Activity: Please print the records below exactly as they are.
*** Input data Section Begins ***
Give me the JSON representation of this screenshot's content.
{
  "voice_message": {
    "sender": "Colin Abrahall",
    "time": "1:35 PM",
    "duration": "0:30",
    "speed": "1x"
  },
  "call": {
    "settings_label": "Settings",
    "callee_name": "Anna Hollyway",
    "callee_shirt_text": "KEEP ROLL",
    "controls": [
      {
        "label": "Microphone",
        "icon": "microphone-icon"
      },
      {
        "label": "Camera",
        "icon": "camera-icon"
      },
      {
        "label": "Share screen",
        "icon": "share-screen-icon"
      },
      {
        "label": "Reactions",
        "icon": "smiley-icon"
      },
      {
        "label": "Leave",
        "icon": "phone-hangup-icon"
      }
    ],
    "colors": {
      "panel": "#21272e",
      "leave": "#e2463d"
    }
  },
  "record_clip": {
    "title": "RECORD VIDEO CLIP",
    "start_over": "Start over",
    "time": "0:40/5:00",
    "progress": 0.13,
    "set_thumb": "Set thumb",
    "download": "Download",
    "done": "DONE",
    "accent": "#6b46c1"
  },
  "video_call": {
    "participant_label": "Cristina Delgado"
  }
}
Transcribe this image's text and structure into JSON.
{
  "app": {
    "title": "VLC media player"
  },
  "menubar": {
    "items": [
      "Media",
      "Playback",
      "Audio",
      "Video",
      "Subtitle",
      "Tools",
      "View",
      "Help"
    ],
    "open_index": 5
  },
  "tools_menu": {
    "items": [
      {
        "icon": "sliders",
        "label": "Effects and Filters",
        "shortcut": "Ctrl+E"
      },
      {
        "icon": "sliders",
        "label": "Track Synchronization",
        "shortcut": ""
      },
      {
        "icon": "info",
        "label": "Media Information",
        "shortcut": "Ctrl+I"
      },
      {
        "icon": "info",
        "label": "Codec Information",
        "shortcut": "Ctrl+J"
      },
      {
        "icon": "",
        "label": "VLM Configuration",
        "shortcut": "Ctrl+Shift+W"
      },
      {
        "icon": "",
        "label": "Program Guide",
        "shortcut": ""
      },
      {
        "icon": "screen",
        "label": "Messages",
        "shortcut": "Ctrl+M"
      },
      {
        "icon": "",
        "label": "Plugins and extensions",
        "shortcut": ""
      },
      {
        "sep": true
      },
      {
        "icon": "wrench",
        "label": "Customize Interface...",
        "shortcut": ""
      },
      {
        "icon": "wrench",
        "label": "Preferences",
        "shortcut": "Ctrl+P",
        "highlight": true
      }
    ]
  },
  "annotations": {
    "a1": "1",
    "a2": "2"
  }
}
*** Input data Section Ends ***
Exercise answer:
Give me the JSON representation of this screenshot's content.
{
  "voice_message": {
    "sender": "Colin Abrahall",
    "time": "1:35 PM",
    "duration": "0:30",
    "speed": "1x"
  },
  "call": {
    "settings_label": "Settings",
    "callee_name": "Anna Hollyway",
    "callee_shirt_text": "KEEP ROLL",
    "controls": [
      {
        "label": "Microphone",
        "icon": "microphone-icon"
      },
      {
        "label": "Camera",
        "icon": "camera-icon"
      },
      {
        "label": "Share screen",
        "icon": "share-screen-icon"
      },
      {
        "label": "Reactions",
        "icon": "smiley-icon"
      },
      {
        "label": "Leave",
        "icon": "phone-hangup-icon"
      }
    ],
    "colors": {
      "panel": "#21272e",
      "leave": "#e2463d"
    }
  },
  "record_clip": {
    "title": "RECORD VIDEO CLIP",
    "start_over": "Start over",
    "time": "0:40/5:00",
    "progress": 0.13,
    "set_thumb": "Set thumb",
    "download": "Download",
    "done": "DONE",
    "accent": "#6b46c1"
  },
  "video_call": {
    "participant_label": "Cristina Delgado"
  }
}
Transcribe this image's text and structure into JSON.
{
  "app": {
    "title": "VLC media player"
  },
  "menubar": {
    "items": [
      "Media",
      "Playback",
      "Audio",
      "Video",
      "Subtitle",
      "Tools",
      "View",
      "Help"
    ],
    "open_index": 5
  },
  "tools_menu": {
    "items": [
      {
        "icon": "sliders",
        "label": "Effects and Filters",
        "shortcut": "Ctrl+E"
      },
      {
        "icon": "sliders",
        "label": "Track Synchronization",
        "shortcut": ""
      },
      {
        "icon": "info",
        "label": "Media Information",
        "shortcut": "Ctrl+I"
      },
      {
        "icon": "info",
        "label": "Codec Information",
        "shortcut": "Ctrl+J"
      },
      {
        "icon": "",
        "label": "VLM Configuration",
        "shortcut": "Ctrl+Shift+W"
      },
      {
        "icon": "",
        "label": "Program Guide",
        "shortcut": ""
      },
      {
        "icon": "screen",
        "label": "Messages",
        "shortcut": "Ctrl+M"
      },
      {
        "icon": "",
        "label": "Plugins and extensions",
        "shortcut": ""
      },
      {
        "sep": true
      },
      {
        "icon": "wrench",
        "label": "Customize Interface...",
        "shortcut": ""
      },
      {
        "icon": "wrench",
        "label": "Preferences",
        "shortcut": "Ctrl+P",
        "highlight": true
      }
    ]
  },
  "annotations": {
    "a1": "1",
    "a2": "2"
  }
}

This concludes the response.